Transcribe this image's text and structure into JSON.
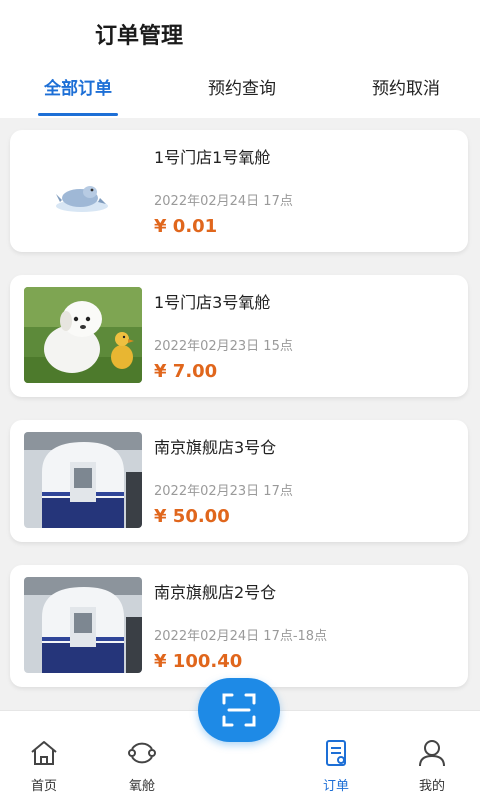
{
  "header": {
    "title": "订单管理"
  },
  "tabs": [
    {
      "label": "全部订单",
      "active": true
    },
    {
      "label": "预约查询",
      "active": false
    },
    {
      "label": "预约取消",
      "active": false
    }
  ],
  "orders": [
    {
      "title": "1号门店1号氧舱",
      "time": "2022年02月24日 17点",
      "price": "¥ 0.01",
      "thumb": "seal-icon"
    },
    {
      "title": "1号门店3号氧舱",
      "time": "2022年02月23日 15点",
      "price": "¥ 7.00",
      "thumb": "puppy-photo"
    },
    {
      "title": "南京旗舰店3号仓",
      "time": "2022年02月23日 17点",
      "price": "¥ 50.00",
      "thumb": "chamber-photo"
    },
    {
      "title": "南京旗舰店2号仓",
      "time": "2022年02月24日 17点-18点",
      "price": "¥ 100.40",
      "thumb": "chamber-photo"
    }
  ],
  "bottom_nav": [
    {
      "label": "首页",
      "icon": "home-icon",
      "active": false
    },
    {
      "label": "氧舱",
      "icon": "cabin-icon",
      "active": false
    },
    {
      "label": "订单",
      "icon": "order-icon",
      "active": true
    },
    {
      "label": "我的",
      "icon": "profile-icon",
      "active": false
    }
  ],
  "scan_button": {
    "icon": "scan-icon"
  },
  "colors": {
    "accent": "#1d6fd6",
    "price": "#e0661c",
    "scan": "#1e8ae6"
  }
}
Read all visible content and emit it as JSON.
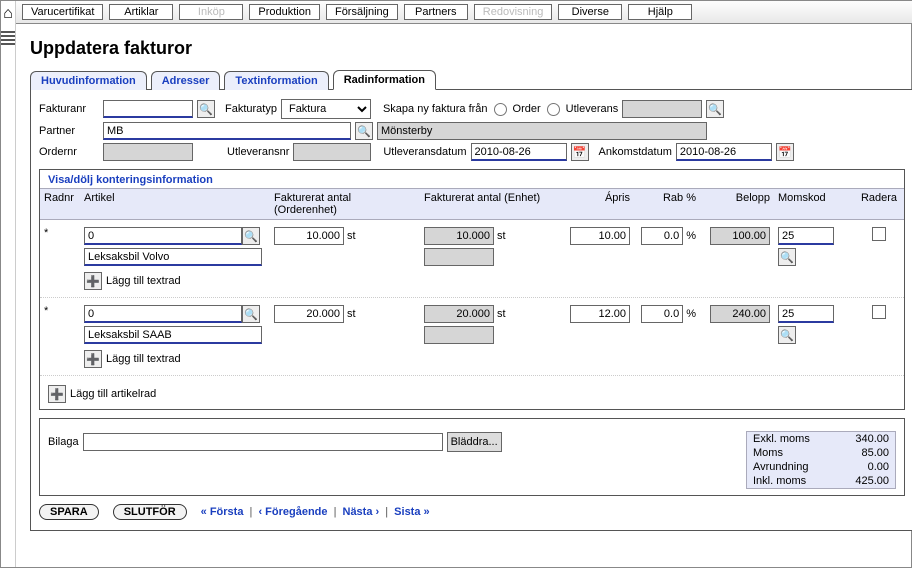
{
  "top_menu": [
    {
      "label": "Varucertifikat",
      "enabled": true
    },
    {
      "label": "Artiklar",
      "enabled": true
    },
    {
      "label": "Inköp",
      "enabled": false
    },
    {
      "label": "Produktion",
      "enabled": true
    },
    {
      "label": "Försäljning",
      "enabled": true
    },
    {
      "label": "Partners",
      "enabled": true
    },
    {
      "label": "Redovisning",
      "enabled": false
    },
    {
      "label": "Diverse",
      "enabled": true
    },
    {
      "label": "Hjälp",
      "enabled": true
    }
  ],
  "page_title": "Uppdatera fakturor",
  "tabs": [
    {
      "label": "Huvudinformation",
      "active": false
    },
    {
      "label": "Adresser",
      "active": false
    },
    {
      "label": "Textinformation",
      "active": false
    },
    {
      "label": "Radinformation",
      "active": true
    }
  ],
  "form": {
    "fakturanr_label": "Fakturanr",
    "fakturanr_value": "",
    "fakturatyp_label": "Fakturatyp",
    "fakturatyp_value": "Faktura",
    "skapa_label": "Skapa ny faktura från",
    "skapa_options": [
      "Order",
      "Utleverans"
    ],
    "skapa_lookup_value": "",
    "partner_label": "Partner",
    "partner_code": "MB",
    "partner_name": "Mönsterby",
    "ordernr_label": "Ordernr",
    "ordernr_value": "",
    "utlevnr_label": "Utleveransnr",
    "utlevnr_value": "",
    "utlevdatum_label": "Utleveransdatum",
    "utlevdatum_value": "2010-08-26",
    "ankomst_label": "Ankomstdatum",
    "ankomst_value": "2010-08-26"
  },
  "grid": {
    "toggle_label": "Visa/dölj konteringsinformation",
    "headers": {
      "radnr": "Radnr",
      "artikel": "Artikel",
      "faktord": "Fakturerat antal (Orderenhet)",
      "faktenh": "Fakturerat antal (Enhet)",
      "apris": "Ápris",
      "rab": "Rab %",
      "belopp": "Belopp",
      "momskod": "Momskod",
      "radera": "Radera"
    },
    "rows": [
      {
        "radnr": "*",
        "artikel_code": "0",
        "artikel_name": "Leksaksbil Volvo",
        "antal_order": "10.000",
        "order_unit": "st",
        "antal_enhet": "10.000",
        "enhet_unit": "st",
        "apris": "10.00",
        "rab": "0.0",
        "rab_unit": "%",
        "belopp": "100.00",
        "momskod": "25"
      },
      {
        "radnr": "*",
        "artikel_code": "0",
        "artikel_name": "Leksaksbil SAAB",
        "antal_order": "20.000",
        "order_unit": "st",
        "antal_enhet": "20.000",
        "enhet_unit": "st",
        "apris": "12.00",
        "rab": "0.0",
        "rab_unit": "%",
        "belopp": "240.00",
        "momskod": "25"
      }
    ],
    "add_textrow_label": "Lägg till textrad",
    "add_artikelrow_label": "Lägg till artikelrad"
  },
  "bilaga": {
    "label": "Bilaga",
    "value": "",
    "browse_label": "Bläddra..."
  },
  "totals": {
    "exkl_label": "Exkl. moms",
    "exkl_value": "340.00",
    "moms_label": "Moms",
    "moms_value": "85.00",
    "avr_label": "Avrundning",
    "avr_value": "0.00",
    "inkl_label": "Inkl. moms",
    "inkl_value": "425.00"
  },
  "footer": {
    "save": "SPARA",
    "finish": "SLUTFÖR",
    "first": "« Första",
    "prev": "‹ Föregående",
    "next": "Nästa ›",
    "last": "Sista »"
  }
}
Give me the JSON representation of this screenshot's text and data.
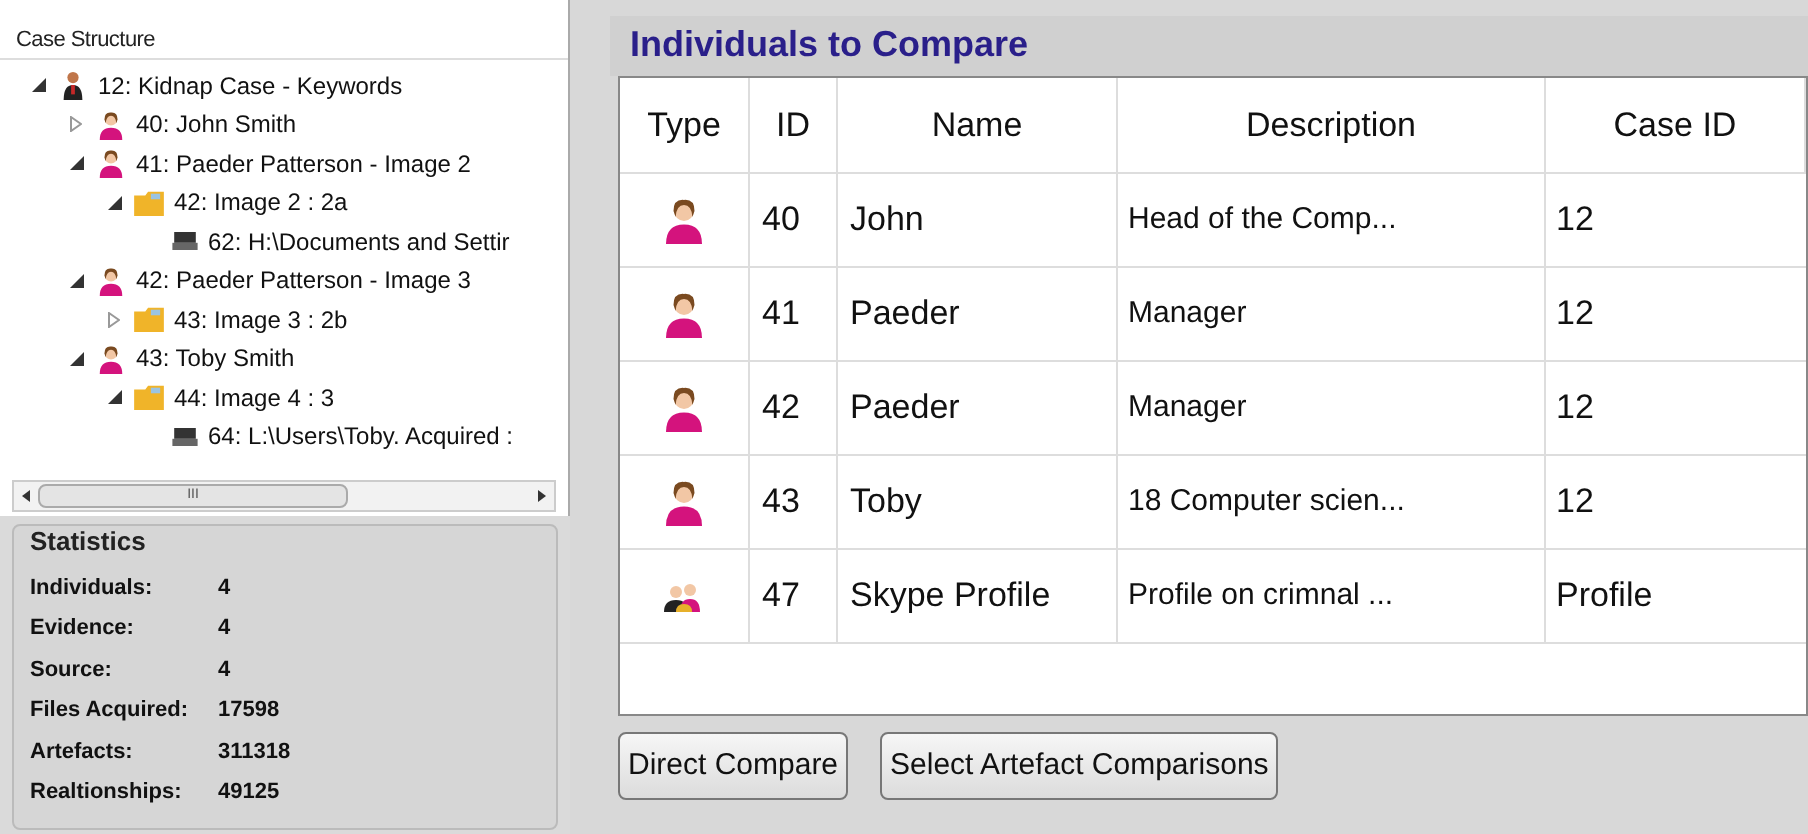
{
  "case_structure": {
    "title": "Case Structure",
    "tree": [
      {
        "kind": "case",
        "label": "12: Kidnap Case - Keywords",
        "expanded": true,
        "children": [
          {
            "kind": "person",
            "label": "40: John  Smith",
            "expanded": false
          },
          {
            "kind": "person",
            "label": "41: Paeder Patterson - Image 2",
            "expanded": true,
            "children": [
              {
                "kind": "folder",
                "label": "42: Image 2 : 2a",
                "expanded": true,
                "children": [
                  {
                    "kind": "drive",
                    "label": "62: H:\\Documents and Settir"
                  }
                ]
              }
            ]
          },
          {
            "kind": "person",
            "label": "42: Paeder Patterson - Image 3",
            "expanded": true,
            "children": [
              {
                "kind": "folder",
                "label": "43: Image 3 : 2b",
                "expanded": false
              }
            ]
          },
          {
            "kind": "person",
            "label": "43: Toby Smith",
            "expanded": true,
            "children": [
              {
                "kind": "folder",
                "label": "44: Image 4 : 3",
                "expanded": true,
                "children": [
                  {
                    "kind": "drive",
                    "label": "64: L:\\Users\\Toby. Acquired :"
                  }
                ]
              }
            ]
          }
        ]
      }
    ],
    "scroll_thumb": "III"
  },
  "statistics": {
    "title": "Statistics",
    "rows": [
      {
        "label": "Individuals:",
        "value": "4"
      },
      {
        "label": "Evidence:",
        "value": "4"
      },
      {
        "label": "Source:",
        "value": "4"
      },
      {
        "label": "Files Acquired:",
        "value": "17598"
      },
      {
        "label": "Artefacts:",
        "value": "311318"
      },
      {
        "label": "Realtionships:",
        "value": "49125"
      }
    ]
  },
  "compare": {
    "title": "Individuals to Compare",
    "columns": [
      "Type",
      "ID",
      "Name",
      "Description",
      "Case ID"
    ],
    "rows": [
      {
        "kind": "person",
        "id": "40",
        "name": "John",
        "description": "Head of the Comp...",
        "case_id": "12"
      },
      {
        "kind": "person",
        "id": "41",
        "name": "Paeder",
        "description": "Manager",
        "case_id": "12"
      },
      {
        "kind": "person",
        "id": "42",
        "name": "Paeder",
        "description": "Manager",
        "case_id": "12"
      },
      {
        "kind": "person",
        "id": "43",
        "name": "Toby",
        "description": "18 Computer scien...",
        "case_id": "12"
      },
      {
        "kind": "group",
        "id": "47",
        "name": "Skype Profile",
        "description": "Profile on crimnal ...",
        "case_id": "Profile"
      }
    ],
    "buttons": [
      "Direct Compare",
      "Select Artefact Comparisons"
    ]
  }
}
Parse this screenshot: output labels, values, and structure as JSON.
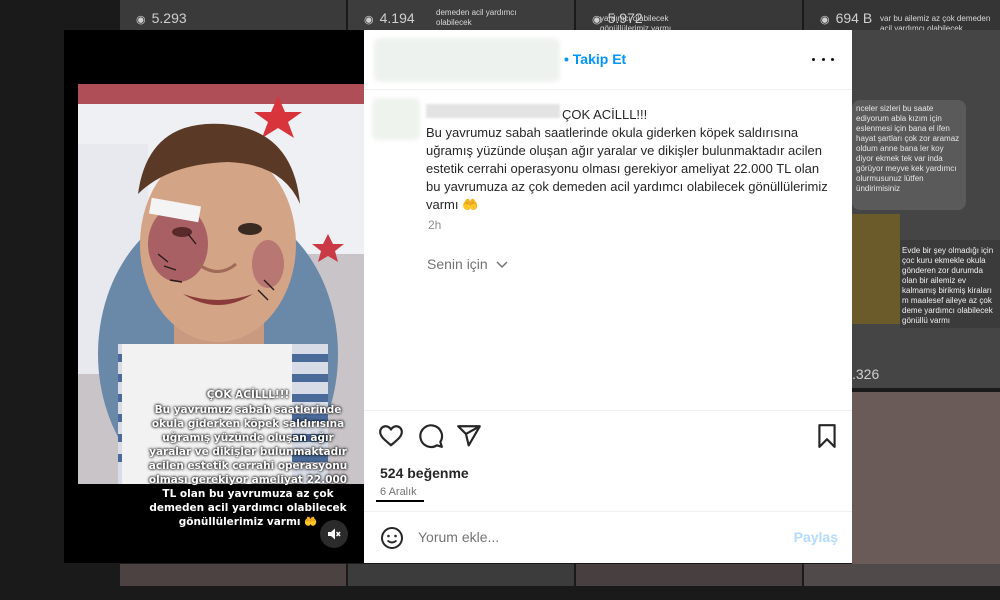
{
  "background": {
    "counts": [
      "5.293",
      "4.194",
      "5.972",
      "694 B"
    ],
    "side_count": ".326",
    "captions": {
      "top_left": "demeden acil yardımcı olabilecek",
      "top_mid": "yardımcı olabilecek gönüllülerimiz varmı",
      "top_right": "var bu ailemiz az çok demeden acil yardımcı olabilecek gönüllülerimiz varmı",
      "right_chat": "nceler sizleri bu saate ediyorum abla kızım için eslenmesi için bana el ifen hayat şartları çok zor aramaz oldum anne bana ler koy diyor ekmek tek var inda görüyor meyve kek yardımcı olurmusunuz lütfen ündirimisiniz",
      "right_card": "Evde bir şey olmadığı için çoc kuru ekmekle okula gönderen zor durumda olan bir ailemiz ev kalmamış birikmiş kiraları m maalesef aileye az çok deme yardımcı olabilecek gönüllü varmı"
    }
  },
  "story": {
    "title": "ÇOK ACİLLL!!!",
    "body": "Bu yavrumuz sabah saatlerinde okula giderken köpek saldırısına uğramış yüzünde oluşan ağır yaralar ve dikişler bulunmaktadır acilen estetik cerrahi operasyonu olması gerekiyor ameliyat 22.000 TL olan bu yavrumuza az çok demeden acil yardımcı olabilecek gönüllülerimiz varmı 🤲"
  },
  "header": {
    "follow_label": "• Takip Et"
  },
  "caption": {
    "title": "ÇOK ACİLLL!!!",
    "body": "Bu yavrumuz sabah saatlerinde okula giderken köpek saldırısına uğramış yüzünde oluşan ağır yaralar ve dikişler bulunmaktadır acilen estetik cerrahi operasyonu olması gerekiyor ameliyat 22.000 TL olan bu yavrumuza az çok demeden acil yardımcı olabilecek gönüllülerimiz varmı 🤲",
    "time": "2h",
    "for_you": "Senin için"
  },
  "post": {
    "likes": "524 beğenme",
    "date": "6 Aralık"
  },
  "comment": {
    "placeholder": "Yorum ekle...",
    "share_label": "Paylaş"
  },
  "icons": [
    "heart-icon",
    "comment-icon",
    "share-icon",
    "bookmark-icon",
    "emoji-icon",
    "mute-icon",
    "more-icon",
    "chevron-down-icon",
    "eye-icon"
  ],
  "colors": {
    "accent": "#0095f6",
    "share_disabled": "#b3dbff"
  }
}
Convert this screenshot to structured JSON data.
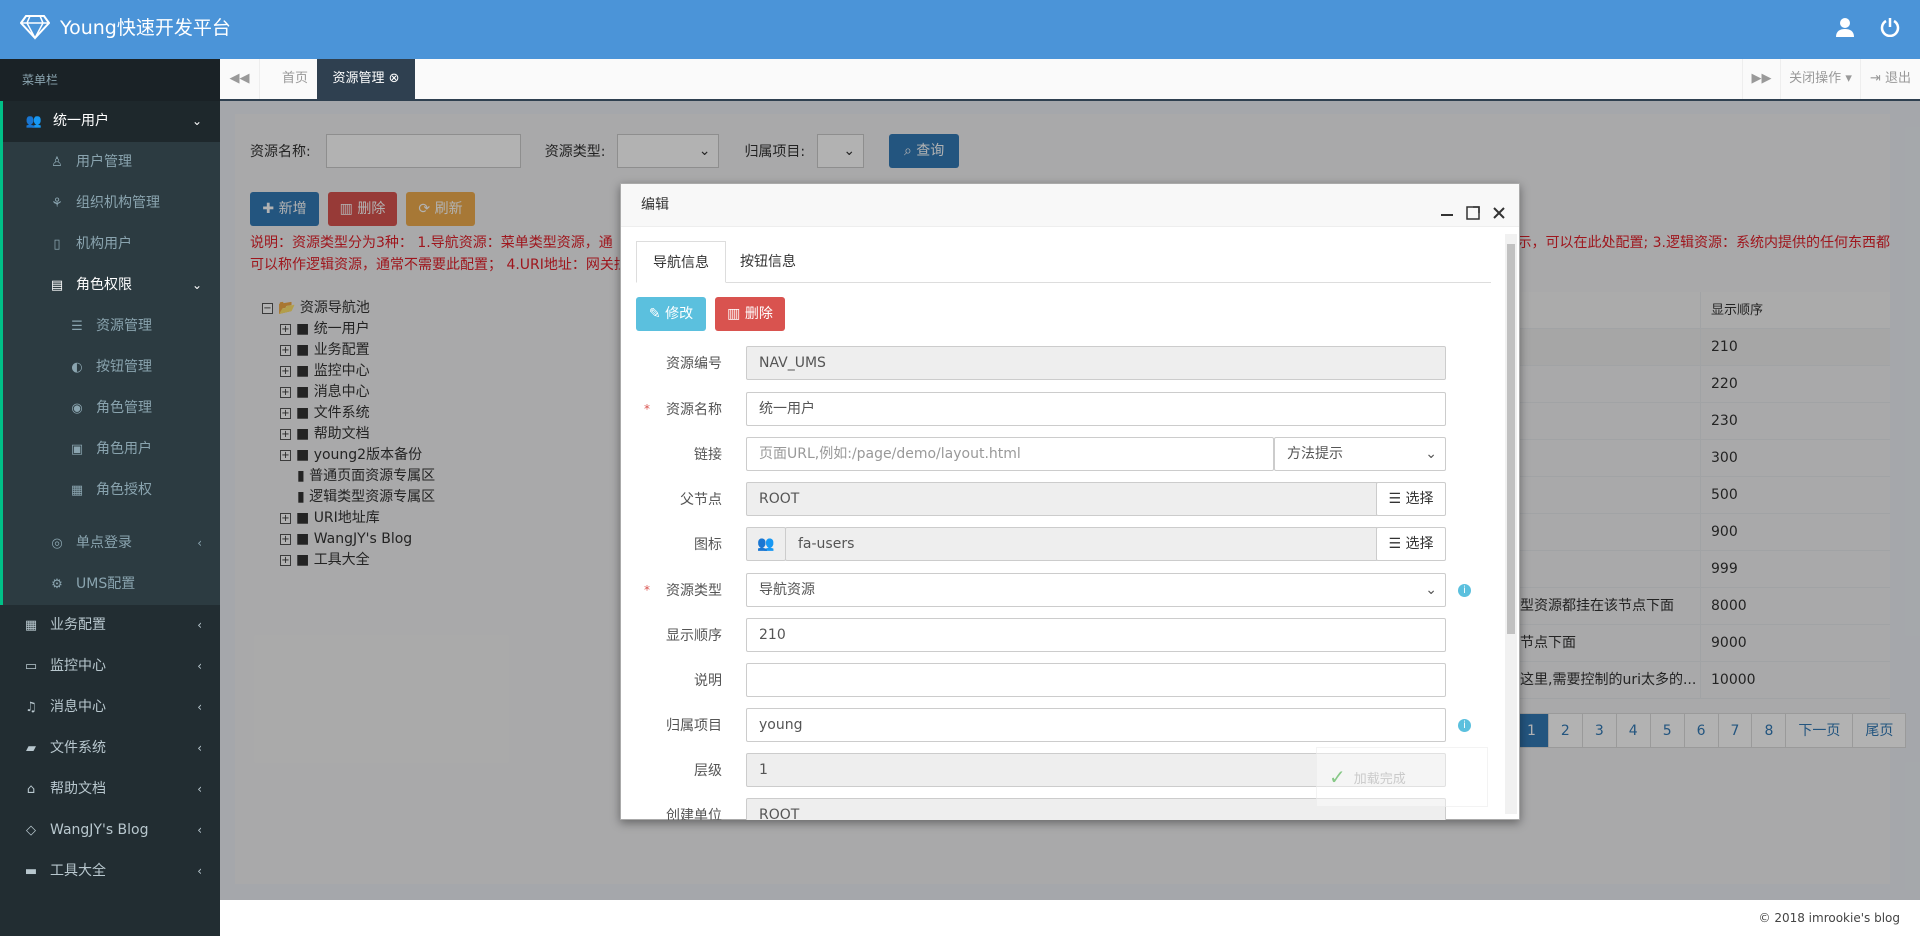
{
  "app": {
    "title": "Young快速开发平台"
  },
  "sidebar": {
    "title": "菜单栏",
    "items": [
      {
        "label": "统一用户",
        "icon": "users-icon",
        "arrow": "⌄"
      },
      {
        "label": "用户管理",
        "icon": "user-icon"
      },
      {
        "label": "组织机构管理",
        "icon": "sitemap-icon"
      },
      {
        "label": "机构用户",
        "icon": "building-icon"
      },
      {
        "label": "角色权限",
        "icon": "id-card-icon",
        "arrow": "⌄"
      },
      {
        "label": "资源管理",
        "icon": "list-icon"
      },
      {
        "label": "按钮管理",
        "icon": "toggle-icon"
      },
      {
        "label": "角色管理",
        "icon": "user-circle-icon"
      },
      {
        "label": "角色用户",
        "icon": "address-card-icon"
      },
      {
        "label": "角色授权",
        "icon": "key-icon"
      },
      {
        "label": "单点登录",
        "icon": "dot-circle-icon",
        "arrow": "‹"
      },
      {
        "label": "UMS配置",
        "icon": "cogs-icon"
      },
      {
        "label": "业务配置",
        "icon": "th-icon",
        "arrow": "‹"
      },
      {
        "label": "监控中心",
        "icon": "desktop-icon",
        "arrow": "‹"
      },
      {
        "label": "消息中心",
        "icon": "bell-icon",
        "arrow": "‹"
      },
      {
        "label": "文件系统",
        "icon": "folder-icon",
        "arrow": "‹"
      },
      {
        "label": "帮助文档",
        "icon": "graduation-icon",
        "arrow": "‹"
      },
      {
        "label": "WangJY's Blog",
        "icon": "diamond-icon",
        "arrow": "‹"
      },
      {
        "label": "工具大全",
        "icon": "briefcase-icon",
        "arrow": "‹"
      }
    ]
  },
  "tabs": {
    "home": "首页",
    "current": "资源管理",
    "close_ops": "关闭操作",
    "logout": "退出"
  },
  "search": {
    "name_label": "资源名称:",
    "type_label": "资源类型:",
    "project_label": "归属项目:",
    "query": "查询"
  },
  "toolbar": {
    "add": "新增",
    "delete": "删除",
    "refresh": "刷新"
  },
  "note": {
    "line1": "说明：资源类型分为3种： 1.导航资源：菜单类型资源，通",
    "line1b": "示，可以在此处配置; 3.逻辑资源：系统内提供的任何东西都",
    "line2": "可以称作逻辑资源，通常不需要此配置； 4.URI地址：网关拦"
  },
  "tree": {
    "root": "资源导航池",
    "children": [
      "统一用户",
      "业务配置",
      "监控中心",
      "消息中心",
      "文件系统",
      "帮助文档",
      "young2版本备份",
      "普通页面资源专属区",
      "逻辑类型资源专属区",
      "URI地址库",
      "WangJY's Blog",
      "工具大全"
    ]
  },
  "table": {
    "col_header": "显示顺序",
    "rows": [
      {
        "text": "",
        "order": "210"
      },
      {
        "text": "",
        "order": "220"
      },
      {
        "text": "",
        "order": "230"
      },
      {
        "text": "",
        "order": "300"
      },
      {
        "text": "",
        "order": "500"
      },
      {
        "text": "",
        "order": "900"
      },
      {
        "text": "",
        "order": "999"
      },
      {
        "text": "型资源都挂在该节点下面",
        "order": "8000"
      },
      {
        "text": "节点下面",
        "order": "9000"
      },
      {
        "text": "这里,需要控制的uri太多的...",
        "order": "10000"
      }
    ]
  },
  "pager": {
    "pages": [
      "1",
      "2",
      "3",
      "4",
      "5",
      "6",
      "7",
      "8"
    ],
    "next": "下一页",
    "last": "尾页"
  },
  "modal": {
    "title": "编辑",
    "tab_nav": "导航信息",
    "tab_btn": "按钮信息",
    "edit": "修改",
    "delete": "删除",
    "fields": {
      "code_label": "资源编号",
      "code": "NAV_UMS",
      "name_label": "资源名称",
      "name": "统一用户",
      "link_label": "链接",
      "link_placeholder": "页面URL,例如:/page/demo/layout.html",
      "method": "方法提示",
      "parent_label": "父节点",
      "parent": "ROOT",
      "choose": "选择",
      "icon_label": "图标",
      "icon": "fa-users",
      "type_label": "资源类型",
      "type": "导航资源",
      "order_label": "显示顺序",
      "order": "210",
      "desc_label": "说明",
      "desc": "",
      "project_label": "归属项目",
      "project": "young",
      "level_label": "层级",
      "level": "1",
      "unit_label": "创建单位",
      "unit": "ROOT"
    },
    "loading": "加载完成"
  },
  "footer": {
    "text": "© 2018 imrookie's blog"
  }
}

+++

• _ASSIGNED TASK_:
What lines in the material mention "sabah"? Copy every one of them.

• _EXERCISE ANSWER_:
    "body": "Bu yavrumuz sabah saatlerinde okula giderken köpek saldırısına uğramış yüzünde oluşan ağır yaralar ve dikişler bulunmaktadır acilen estetik cerrahi operasyonu olması gerekiyor ameliyat 22.000 TL olan bu yavrumuza az çok demeden acil yardımcı olabilecek gönüllülerimiz varmı 🤲"
    "body": "Bu yavrumuz sabah saatlerinde okula giderken köpek saldırısına uğramış yüzünde oluşan ağır yaralar ve dikişler bulunmaktadır acilen estetik cerrahi operasyonu olması gerekiyor ameliyat 22.000 TL olan bu yavrumuza az çok demeden acil yardımcı olabilecek gönüllülerimiz varmı 🤲",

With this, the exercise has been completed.